Exercise objective :: Your task is to find every line of the data that holds the string "JSON" and copy it.

Extracted information ::
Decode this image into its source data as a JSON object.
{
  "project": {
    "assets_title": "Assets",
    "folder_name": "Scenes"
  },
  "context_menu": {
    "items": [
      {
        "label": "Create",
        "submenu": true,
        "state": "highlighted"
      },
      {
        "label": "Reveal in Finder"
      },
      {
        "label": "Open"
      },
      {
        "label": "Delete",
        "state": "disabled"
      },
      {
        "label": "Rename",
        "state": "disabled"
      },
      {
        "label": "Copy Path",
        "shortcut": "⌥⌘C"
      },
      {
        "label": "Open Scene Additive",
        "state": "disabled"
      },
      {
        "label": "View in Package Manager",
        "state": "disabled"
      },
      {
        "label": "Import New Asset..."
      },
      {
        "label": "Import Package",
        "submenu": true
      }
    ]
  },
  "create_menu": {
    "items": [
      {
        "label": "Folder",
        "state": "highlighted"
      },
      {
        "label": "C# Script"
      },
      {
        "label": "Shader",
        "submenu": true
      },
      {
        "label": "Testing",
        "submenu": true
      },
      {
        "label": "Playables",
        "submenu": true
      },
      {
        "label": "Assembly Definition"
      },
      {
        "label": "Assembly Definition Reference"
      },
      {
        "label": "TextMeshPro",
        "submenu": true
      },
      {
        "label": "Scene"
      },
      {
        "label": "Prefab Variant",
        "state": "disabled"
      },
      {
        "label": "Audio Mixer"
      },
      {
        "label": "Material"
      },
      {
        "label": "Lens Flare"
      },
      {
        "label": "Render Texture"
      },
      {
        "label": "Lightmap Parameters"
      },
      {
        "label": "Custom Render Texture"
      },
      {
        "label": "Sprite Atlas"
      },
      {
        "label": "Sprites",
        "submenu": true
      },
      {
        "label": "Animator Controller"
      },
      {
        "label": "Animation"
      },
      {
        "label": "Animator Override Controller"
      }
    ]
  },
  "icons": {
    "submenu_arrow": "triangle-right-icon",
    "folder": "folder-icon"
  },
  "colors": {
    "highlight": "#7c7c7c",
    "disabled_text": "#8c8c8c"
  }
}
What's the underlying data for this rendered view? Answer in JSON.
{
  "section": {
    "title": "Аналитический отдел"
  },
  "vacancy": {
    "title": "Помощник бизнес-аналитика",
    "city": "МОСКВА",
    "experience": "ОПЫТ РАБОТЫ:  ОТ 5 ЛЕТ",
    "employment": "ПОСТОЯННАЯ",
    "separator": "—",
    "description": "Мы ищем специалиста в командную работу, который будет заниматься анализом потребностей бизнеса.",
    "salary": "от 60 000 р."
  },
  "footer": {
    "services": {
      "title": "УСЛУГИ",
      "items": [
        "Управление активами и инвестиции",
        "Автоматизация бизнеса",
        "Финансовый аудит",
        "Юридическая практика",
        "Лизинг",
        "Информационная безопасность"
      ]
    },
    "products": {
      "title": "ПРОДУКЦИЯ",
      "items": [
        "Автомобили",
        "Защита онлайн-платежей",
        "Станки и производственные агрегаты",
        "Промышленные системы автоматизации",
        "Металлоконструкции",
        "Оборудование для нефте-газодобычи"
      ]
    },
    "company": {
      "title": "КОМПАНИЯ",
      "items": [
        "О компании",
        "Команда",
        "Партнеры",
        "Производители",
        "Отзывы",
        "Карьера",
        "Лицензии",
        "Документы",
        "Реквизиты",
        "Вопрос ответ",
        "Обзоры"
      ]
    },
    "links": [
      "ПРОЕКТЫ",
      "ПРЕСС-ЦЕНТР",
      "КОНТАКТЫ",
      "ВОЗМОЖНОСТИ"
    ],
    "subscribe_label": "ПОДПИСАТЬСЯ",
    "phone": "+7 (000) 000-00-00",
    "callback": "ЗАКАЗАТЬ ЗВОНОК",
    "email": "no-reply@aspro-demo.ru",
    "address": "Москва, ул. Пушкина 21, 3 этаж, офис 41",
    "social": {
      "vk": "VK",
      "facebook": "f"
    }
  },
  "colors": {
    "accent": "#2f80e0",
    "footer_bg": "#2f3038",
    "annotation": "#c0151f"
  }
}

Task result ::
Decode this image into its source data as a JSON object.
What's the underlying data for this rendered view? Answer in JSON.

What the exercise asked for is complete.